South and Central America, and the Caribbean also play a big part in the drug trafficking world. Majority of cocaine found in Europe is manufactured in Colombia and the majority of cocaine seized in United States comes from Bolivia and Peru. Both Bolivia and Peru have a share of cocaine found in Europe gaining on Colombia. In a lot of these countries people are facing allot of poverty, violence and corruption follow drug production and trafficking in the regions. The UNODC instituted another Regional Program in Central America.
The program operates in conjunction with regional and national initiative. The Caribbean is a “principal corridor” for drug trafficking to US and Europe. Meaning that the Caribbean has a reliable strong rout to transport legal drugs to the US and Europe. Mexico is the country most impacted by drug trafficking. It is one of the world’s leading nations in smuggling drugs into other countries, more specifically to the United States. The Mexican Organized drug trafficking crime groups are producing cartels, corruption, drug war, and violence.

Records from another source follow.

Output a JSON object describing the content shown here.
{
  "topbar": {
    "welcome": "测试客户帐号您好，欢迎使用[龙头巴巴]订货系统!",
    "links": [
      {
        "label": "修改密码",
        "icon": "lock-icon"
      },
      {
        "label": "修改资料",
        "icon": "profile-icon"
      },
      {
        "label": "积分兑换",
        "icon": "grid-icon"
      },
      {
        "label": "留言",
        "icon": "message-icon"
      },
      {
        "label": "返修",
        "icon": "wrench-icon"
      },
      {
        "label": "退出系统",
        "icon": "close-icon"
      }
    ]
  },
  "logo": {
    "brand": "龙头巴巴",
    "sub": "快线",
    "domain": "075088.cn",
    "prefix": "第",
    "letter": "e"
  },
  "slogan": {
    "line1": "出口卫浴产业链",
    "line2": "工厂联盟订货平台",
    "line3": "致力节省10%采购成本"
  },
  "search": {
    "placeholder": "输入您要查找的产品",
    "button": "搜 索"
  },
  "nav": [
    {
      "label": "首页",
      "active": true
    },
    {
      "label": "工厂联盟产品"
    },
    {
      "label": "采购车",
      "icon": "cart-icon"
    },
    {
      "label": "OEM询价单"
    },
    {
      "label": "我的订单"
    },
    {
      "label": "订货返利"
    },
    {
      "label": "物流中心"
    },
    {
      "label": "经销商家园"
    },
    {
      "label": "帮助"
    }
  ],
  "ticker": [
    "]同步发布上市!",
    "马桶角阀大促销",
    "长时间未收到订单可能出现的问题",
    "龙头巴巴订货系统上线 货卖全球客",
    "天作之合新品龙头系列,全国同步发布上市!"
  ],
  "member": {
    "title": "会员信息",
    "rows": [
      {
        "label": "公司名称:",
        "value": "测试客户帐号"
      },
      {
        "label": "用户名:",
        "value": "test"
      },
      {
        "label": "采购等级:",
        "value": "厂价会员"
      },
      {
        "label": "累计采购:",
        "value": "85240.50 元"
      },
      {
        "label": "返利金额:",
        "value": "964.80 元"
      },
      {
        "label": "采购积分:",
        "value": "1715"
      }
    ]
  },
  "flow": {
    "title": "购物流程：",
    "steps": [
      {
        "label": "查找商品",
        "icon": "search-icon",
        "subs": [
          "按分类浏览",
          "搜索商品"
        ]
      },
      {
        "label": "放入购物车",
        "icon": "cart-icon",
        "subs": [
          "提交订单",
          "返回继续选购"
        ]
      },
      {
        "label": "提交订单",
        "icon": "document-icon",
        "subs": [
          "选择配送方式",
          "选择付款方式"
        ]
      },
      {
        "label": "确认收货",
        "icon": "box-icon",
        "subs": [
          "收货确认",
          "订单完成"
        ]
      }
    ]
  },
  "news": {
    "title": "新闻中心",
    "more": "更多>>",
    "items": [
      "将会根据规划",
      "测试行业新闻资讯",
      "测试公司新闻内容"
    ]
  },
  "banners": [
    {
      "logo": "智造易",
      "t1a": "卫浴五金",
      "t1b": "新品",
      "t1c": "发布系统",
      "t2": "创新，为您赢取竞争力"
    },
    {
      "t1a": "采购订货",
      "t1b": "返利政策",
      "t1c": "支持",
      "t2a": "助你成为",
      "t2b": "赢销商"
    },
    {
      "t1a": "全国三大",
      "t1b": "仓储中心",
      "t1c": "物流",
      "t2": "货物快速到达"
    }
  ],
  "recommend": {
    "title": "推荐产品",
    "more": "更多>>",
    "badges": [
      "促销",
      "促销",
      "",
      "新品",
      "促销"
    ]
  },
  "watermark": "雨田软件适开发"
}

The drug cartels are extremely large, highly sophisticated organizations composed of multiple drug trafficking organizations that specialize in different assignments such as drug transportation, security/enforcement, and money laundering. They are responsible for the production, transportation, and distribution of illegal drugs. Cartels are able to do this with the assistance of DTOs (Mexico’s drug trafficking organization) that are either a part of or in an alliance with the cartel.
Some famous cartels include the Zeta Cartel which is known mostly for its brutality, the Sinaloa cartel which is recognized as a global power in the black market, The Tijuana Cartel which was considered by the police in the 1990’s and early 2000’s to be one of, “the biggest and most violent criminal groups in Mexico,” according to the Arizona Daily Star. The Gulf Cartel, Juarez Cartel are just examples of some of the more infamous ones. The Mexican cartels are very sophisticated, wellstructured, complex businesses.